    The article reflects on the neutrophilic airway inflammation in childhood in asthma. The author noted that inflammation is more common in children yet less severe compared to the airway inflammation among adolescents and adults. Findings of high prevalence among children may have been...

  • Theophylline.  // Reactions Weekly;9/1/2007, Issue 1167, p26 

    The article presents a case report of a woman who, during treatment with theophylline for asthma, developed hypercalcaemia. The woman started receiving theophylline 200 mg/day internally at the age of 46 years in 1998. She had been receiving prednisolone for 10 years and after being diagnosed...

  • Asthmatx in expedited review of asthma device therapy PMA. LONG, DON // Medical Device Daily;1/22/2009, Vol. 13 Issue 13, p1 

    The article reports on the announcement by Asthmatx that it has filed the final module of its PMA application for its Alair Bronchial Thermoplasty system for treating severe asthma. The U.S. Food and Drug Administration (FDA) has granted the system expedited review status. The new device system...

  • AstraZeneca submits Symbicort for COPD indication.  // Pharmacy Today;Jun2008, Vol. 14 Issue 6, p1 

    The article elaborates the submission of a supplemental new drug application for Symbicort by AstraZeneca in the U.S. It was submitted to the Food and Drug Administration as a treatment for chronic obstructive pulmonary disease (COPD). At present, the drug was used as a treatment of asthma but...

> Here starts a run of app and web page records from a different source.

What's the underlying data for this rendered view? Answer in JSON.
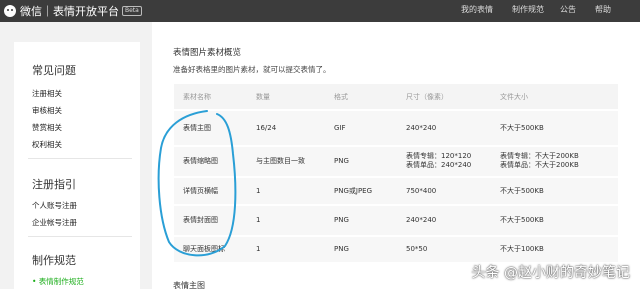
{
  "header": {
    "brand": "微信｜表情开放平台",
    "beta": "Beta",
    "nav": [
      "我的表情",
      "制作规范",
      "公告",
      "帮助"
    ]
  },
  "sidebar": {
    "sections": [
      {
        "title": "常见问题",
        "items": [
          "注册相关",
          "审核相关",
          "赞赏相关",
          "权利相关"
        ]
      },
      {
        "title": "注册指引",
        "items": [
          "个人账号注册",
          "企业帐号注册"
        ]
      },
      {
        "title": "制作规范",
        "items": [
          "• 表情制作规范"
        ]
      }
    ]
  },
  "main": {
    "title": "表情图片素材概览",
    "description": "准备好表格里的图片素材，就可以提交表情了。",
    "table": {
      "headers": [
        "素材名称",
        "数量",
        "格式",
        "尺寸（像素）",
        "文件大小"
      ],
      "rows": [
        [
          "表情主图",
          "16/24",
          "GIF",
          "240*240",
          "不大于500KB"
        ],
        [
          "表情缩略图",
          "与主图数目一致",
          "PNG",
          "表情专辑：120*120\n表情单品：240*240",
          "表情专辑：不大于200KB\n表情单品：不大于200KB"
        ],
        [
          "详情页横幅",
          "1",
          "PNG或JPEG",
          "750*400",
          "不大于500KB"
        ],
        [
          "表情封面图",
          "1",
          "PNG",
          "240*240",
          "不大于500KB"
        ],
        [
          "聊天面板图标",
          "1",
          "PNG",
          "50*50",
          "不大于100KB"
        ]
      ]
    },
    "subheading": "表情主图"
  },
  "watermark": "头条 @赵小财的奇妙笔记",
  "colors": {
    "topbar": "#3c3c3c",
    "accent": "#1aad19",
    "annotation": "#2a9fd6"
  }
}
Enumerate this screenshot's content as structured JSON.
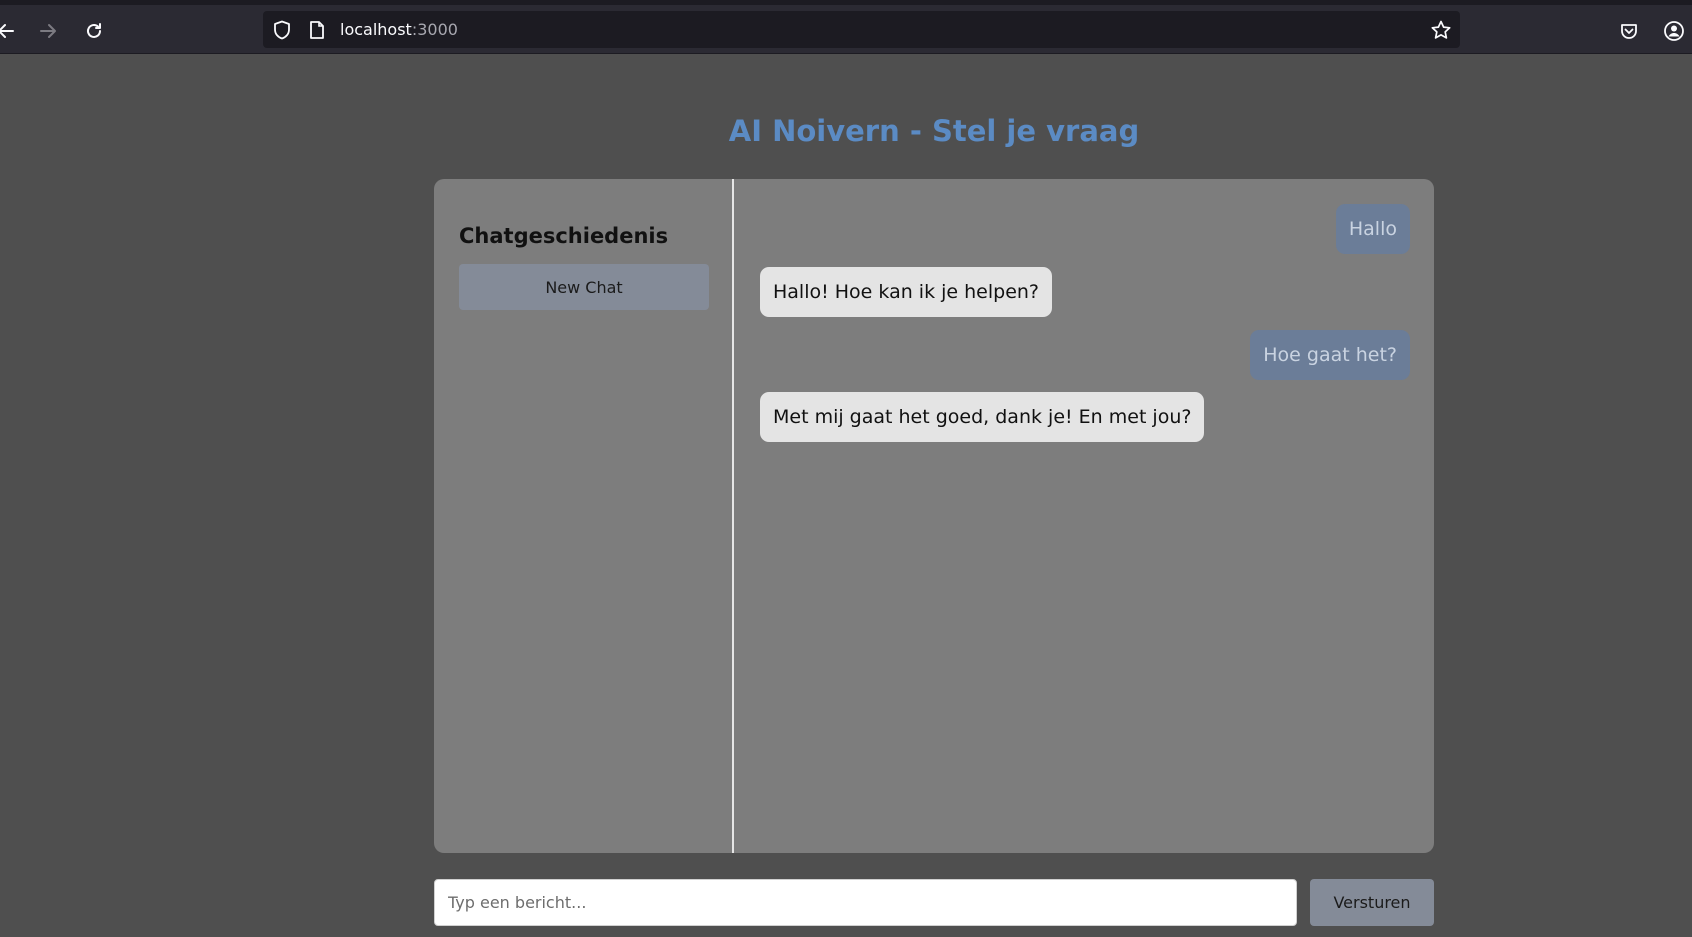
{
  "browser": {
    "url_host": "localhost",
    "url_port": ":3000"
  },
  "page": {
    "title": "AI Noivern - Stel je vraag"
  },
  "sidebar": {
    "title": "Chatgeschiedenis",
    "new_chat_label": "New Chat"
  },
  "messages": [
    {
      "role": "user",
      "text": "Hallo"
    },
    {
      "role": "bot",
      "text": "Hallo! Hoe kan ik je helpen?"
    },
    {
      "role": "user",
      "text": "Hoe gaat het?"
    },
    {
      "role": "bot",
      "text": "Met mij gaat het goed, dank je! En met jou?"
    }
  ],
  "composer": {
    "placeholder": "Typ een bericht...",
    "value": "",
    "send_label": "Versturen"
  },
  "colors": {
    "title_accent": "#5b8bc4",
    "user_bubble": "#6b7d98",
    "bot_bubble": "#e4e4e4",
    "button": "#848b98"
  }
}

  • New Asthma Medication for Infants and Children. Preboth, Monica // American Family Physician;3/15/2001, Vol. 63 Issue 6, p1237 

    Reports on the approval of budesonide inhalation suspension, a new asthma medication, for infants and young children by the United States Food and Drug Administration. Description of budesonide inhalation suspension; How the medication should be administered.

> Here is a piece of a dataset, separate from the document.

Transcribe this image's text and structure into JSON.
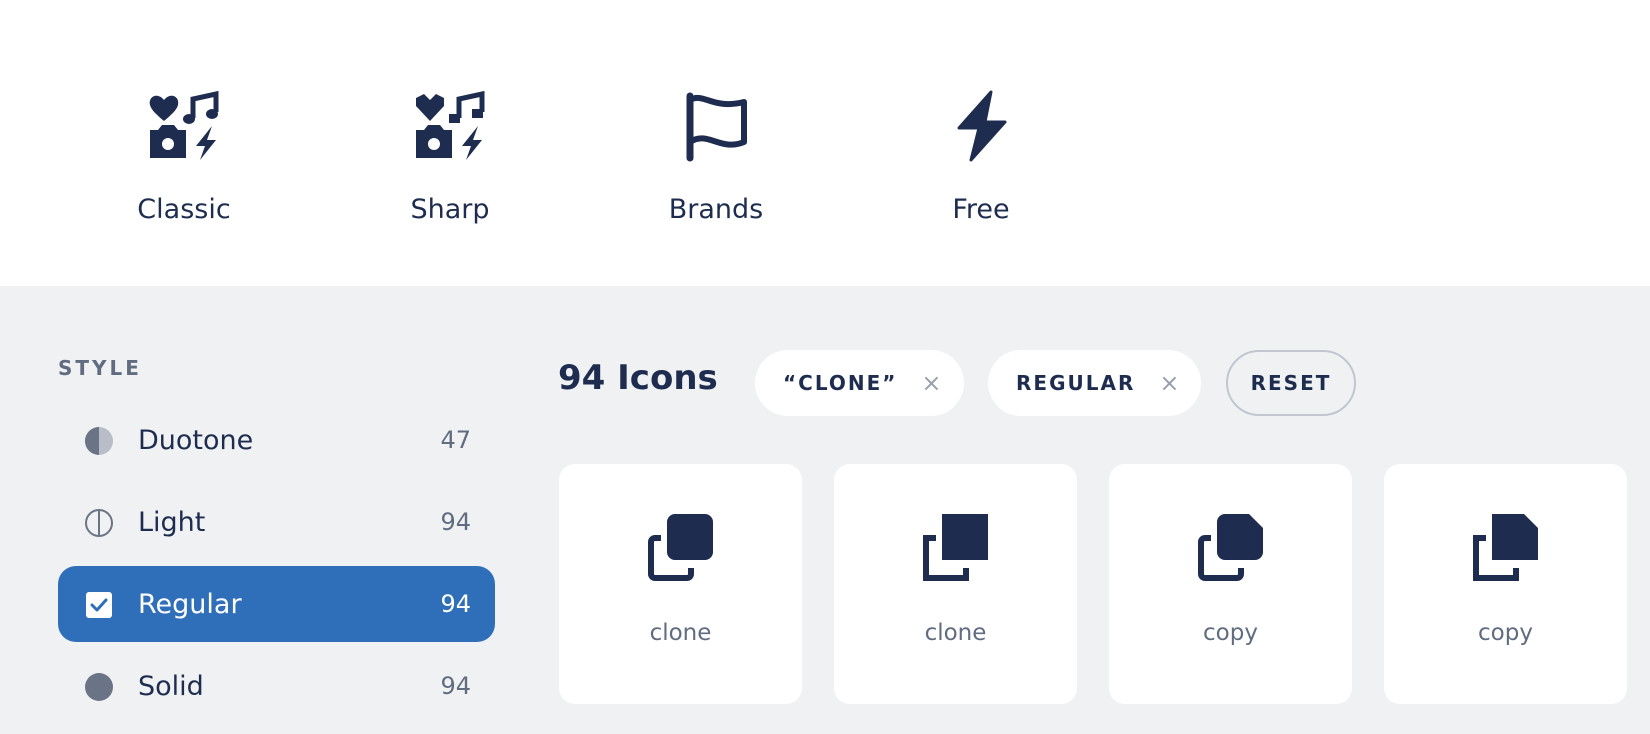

  • Validity of instruments to measure physical activity may be questionable due to a lack of conceptual frameworks: a systematic review.  // Health & Quality of Life Outcomes;2011, Vol. 9 Issue 1, p86 

    The article offers information on a study conducted to identify conceptual frameworks of physical activity in chronic respiratory patients, and the development of patient-reported outcomes (PROs) or measuring physical activity. It states that data was extracted from the Internet, on heart...

  • Asthma Education Reduces Readmission Rate. Barry, Henry // American Family Physician;3/15/2004, Vol. 69 Issue 6, p1507 

    Answers the question about whether a multiphasic intervention can reduce the rate or readmission among patients with asthma who frequently require health care services. Description of a study of asthma patients; Conclusion that for adults with asthma who have had at least one previous...

  • The use and abuse of office spirometry. Enright, Paul // Primary Care Respiratory Journal;Dec2008, Vol. 17 Issue 4, p238 

    Spirometry programs (outside of primary care settings) designed to detect COPD in the general adult population are not justified, since the true positive yield (airway obstruction with an FEV1 below 60% predicted) is very low, and the false positive rate is very high. However, spirometry is...


Read the Article


Sign out of this library

Other Topics